Douglas, South Lanarkshire
|Scottish Gaelic: Dùbhghlas|
St Bride's Kirk, Douglas
Douglas shown within South Lanarkshire
|OS grid reference|
|Council area||South Lanarkshire|
|Sovereign state||United Kingdom|
|UK Parliament||Dumfriesshire, Clydesdale and Tweeddale|
Douglas (Scottish Gaelic: Dùbhghlas) is a village in South Lanarkshire, Scotland. It is located on the south bank of the Douglas Water and on the A70 road that links Ayr, on the West coast of Scotland, to Edinburgh on the East, around 12 miles south west of Lanark.
The first recorded mention of the Parish of Douglas is in a charter of Bricius de Douglas, Bishop of Moray dated between 1203-1222 to the monks of Kelso Abbey which is witnessed by Freskin Parson of Douglas, brother to the bishop. 
The placename is of Gaelic origin, derived from the Old Gaelic dub and glais, meaning "dark stream", in reference to the Douglas Water. in reference to the river. The Douglas family took this name when their ancestors settled here in the 12th century.
The castle was well established by the time of William the Hardy when he was called upon to imprison Hugh de Abernethy there in 1288 and where Abernethy died at some point before 1293. The castle was occupied for some time by English forces during the Scottish Wars of Independence. However the castle was liberated by Sir James Douglas when in 1307 he and some followers trapped the English garrison inside the Castle chapel whilst they were worshiping and burnt it to the ground, causing some damage to the castle.
The only remains of the castle are those of a 17th-century corner tower, still known as "Castle Dangerous", after the Walter Scott novel which took Douglas Castle as its inspiration. In the 1930s Charles Douglas-Home, 13th Earl of Home allowed the mining of coal in the park near to the castle, in a philanthropic effort to alleviate local unemployment. The Lanarkshire coal industry, once the mainstay of Scotland's production, had seen its output almost halved by 1937, with catastrophic consequences for local communities. As a consequence of the mining works the castle was considered to be at risk of subsidence and had to be demolished in 1938.
The oldest structure within the village itself is the ruin of St. Brides Church, which like the castle originated in the 14th century. This church became the mausoleum of the Lords of Douglas. The church clock, which is still in working order today, and installed sometime in the 16th century, is rumoured to have been given as a gift to the village by Mary, Queen of Scots, after spending time in the area. The parish church was moved to its present site, near to the old chapel, where the Douglas St Brides Parish Church still stands.
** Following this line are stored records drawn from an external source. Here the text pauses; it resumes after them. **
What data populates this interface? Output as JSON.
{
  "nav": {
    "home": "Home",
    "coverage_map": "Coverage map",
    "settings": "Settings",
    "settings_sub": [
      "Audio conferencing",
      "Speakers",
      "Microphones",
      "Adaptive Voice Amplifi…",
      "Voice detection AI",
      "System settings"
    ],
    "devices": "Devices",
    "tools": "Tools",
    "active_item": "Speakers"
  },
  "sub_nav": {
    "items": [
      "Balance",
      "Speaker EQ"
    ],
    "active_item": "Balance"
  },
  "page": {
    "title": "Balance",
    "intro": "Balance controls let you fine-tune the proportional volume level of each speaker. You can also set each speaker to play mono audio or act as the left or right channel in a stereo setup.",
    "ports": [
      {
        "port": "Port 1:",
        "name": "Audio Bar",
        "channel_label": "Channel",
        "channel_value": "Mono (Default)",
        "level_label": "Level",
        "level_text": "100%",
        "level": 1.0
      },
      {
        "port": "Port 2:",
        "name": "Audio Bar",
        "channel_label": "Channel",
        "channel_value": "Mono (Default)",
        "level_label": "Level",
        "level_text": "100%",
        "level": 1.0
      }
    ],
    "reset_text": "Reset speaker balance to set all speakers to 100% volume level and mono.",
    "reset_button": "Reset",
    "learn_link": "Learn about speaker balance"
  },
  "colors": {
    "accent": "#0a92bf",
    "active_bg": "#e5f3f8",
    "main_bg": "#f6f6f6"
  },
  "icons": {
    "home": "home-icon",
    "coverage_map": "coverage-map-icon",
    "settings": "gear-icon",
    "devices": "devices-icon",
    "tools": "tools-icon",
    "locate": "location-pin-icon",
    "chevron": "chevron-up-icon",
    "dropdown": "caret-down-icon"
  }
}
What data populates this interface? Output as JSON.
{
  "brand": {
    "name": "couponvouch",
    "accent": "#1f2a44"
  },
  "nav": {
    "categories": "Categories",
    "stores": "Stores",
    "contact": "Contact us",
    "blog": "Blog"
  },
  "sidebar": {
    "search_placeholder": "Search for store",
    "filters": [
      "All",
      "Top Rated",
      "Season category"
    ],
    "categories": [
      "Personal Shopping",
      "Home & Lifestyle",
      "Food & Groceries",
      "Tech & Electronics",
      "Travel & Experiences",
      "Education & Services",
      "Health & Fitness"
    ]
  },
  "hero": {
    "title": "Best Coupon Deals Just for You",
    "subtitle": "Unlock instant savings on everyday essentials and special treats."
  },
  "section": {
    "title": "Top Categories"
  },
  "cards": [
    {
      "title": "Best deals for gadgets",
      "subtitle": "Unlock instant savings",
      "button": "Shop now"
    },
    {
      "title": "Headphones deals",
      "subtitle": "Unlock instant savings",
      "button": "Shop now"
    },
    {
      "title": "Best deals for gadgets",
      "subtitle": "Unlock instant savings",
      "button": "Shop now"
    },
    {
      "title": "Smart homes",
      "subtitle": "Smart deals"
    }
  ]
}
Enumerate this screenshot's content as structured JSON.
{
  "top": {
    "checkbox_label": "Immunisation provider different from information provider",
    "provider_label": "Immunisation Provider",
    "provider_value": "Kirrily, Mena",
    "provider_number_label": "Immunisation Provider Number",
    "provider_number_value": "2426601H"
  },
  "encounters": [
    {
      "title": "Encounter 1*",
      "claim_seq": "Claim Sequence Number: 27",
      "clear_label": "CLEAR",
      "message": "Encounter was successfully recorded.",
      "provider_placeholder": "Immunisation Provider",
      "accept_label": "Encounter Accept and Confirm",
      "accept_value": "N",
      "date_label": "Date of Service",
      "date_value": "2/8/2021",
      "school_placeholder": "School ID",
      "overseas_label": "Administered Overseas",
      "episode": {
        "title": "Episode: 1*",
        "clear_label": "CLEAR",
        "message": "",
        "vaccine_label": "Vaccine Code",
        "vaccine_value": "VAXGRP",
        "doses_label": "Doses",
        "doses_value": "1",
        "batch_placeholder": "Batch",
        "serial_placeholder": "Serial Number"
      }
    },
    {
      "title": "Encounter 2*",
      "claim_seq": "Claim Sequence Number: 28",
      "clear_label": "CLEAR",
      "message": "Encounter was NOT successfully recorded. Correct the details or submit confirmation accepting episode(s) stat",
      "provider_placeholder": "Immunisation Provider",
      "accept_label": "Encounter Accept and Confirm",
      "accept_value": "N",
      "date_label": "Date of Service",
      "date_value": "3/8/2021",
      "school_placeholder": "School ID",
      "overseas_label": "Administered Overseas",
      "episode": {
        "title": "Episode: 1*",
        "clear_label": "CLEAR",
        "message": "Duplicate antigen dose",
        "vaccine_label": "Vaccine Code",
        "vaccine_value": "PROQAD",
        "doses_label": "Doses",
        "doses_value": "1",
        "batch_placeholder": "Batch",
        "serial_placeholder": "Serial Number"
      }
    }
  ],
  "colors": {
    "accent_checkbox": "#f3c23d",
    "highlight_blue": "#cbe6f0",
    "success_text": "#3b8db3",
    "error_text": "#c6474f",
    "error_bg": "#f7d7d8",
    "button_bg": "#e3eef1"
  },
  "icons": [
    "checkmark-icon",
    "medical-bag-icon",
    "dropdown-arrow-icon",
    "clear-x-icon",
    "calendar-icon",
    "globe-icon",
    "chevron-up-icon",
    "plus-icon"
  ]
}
Its congregation now worships at the newer St Brides Church built some distance away.
Within the village stands a statue to one of the Covenanters, James Gavin who was persecuted for his religious faith and had his ears cut off with his own tailoring scissors for refusing to renounce it. After suffering this humiliation he was transported to a life of slavery in the cotton fields of the West Indies. The ruins of his house stood until 1968 with the tailor's engraved lintel still in place above the front door. The lintel has been incorporated within the monument erected in the rear garden of the house. Also within the village is a statue of James Douglas, Earl of Angus, commemorating the Cameronians regiment which he raised in 1689. Nearby, another memorial commemorates the disbanding of the Cameronians in 1968.
The village was shaped later by the Industrial Revolution, which brought woolen mills and coal mining (in common with other villages in this part of Scotland). There is a heritage museum in Douglas that charts the history of the area.
The village was one of several locations near which a large camp of the Polish Army were set up in 1940. Units of the 10th Polish Cavalry, including the Podhalanski (Highland) Battalion, 10th Mounted Rifles Regiment, the 24th Lancers as well as brigade support and service units were stationed here for a brief period in permanent tented camps before moving to the east coast of Scotland, to protect Scotland from invasion. Three Polish monuments created by the 10th Cavalry Brigade in the vicinity of the village have been put together in a Memorial Garden.
- Maxwell, vol i p17
- The Imperial gazetteer of Scotland. 1854. VOL.I. (AAN-GORDON) by Rev. John Marius Wilson. pp.391-395 http://archive.org/stream/imperialgazettee01wils#page/390/mode/2up
- Mills, Anthony David (2003), Oxford Dictionary of British place names (reprint ed.), Oxford University Press, ISBN 978-0-19-852758-9
- Maxwell, vol i, p21
- "Polish Memorial Garden, Douglas". ostrycharz.free-online.co.uk. Retrieved 10 June 2012.
- Fraser, Sir W., The Douglas Book IV vols. Edinburgh 1885.
- Groome, F.H., Ordnance gazetteer of Scotland : a survey of Scottish topography, statistical, biographical, and historical, VI vols, Edinburgh 1884.
- Maxwell, Sir H., A History of the House of Douglas II vols, London 1902.